WORK REQUIRED -
Examine the data line by line and report how many lines include the word "icon", with no additional output.

DATA EXTRACTS -
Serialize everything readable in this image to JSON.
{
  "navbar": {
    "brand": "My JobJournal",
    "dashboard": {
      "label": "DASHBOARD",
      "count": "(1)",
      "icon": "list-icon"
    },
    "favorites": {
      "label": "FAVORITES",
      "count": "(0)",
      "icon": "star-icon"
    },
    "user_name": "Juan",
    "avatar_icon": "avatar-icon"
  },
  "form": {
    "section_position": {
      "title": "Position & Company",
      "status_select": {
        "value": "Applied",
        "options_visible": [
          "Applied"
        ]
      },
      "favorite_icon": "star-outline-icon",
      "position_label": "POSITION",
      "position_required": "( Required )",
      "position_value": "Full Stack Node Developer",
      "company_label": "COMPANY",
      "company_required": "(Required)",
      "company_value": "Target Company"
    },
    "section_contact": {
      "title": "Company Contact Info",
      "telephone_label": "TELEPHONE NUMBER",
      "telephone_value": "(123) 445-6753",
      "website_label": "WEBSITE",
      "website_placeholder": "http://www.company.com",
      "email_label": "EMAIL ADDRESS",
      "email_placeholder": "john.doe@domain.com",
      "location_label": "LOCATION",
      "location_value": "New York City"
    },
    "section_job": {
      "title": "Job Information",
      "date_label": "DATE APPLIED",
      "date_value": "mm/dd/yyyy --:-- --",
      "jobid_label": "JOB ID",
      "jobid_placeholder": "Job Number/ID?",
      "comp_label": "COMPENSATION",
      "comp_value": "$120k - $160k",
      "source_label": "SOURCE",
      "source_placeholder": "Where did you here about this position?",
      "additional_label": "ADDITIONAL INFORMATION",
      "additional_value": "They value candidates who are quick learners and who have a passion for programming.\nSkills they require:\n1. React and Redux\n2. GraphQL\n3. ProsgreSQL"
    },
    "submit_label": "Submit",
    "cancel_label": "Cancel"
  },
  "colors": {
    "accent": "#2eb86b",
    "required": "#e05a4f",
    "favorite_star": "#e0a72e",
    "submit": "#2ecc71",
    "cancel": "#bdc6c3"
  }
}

TASK SOLUTION -
4